The official blog of Historical Fantasy Author, Mary Anne Yarde.
Come and join me on the hunt for everything mythological, as well as historical. Oh, and let's not forget the odd book or two! Grab a cup of coffee and enjoy...
The Land Of Merlin ~ Dinas Emrys #FolkloreThursday #Arthurian #Britain #legend
The search for King Arthur continues...
As I said,
I am back on with my search for Arthur. Now, I am sure you are aware that
Arthur is an elusive King. He is like a phantom or a wisp of smoke. You think
you have caught him and then... Nothing. He disappears into thin air.
easily run with a theory as to who he was, but I am not going to do that. I
want to stick with the legend because that
is what fascinates me. I love folklore. I also love how there always seems to
be a ring of truth in it, as I am going to demonstrate today!
Geoffrey of Monmouth and King Arthur
be disputed that Geoffrey of Monmouth gave us the Arthur we know and love. It
is easy to mock his work, but for hundreds of years, Monmouth's Arthur was
considered to be factually correct. So for the sake of this post, I am going to
pretend that what Monmouth said is historically true — you will see where I am going with this in a minute!
of King Arthur does not start, surprisingly, with Arthur. The story begins with
Merlin that prophesied the coming of Arthur, and it was Merlin and his magic
that made sure the rightful king of Britain pulled the sword from the stone. If
it had not been for Merlin, there would be no Arthur.
is said, first came to the attention of Vortigern — King of the Britons — when he was a child. Vortigern, in his wisdom,
had invited some Saxon mercenaries to Briton to fight with him against the
troublesome Picts and Scots. But the problem with Saxon mercenaries is that
they couldn't be trusted. Vortigern soon found himself running for his life
from the very men he had paid to defend it.
To cut a
long story short, Vortigern ended up in Gwynedd, North Wales. More precisely,
he ended up on a hill, in which he decided to build a fortress on. Unfortunately, what ever he built, collapsed.
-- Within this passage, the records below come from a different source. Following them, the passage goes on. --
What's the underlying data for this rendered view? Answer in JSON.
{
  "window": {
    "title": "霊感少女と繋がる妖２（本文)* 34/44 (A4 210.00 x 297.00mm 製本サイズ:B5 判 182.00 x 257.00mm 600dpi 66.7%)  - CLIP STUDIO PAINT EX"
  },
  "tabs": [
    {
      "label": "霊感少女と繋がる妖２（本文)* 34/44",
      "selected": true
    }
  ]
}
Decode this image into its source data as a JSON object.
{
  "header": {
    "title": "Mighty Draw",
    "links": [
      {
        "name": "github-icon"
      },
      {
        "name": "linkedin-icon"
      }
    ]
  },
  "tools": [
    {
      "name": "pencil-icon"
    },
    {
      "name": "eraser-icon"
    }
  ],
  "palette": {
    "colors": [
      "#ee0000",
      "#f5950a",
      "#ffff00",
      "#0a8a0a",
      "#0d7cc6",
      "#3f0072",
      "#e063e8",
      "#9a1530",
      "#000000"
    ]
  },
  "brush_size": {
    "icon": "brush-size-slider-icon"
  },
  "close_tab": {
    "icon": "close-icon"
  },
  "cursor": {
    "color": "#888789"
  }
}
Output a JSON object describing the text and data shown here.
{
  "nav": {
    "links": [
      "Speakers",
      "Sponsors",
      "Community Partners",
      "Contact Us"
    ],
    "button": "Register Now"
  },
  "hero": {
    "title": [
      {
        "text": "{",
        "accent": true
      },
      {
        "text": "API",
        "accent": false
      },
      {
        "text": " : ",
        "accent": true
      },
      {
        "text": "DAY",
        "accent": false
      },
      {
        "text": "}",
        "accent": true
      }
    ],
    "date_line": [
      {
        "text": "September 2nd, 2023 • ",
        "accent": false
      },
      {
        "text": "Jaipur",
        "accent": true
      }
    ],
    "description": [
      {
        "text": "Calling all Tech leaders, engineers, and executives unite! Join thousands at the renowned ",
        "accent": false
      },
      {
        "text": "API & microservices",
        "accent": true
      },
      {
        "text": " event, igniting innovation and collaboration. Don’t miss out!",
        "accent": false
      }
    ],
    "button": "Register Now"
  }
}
Vortigern's magicians told him
that he needed to spill the blood of a child without a father, onto the stones.
Once he did this, then the fortress would stand.
There was a
child, Myrddin Emrys, who seemed a likely candidate. But Emrys was no ordinary
child, and he was quite attached to his life and didn't want to
die. Nevertheless, he was brought to the usurped King...
"Why have my mother and I been brought into your presence?"
"My magicians have advised me," answered Vortigern, "That I shall look for a fatherless man, so that my building can be sprinkled with blood and thus stand firm."
"Tell your magicians to appear in front of me," answered Merlin, "and I will prove that they have lied."
The History Of The Kings Of Briton.
Emrys challenged the
King's magicians and instead gave a plausible reason why the fortress would not
stand. He said that two dragons were imprisoned at the bottom of an underground
lake beneath the hill. If they set the dragons free, then the foundations of
the fort would stand. All they had to do was release the dragons, which they
built his fort and out of respect, he named the fort after Emrys. He called it
But here is
where it gets interesting. In 1945 the hill was excavated by archaeologists,
and they found an unground lake. So maybe there is a little bit of truth in Monmouth's story after all.
is now under the care of The National Trust, and they welcome visitors. But
walkers are warned to tread softly on the hill, for a dragon sleeps beneath it.
If you fancy finding out what happened after the death of King Arthur then why not check out my historical fantasy series — The Du Lac Chronicles...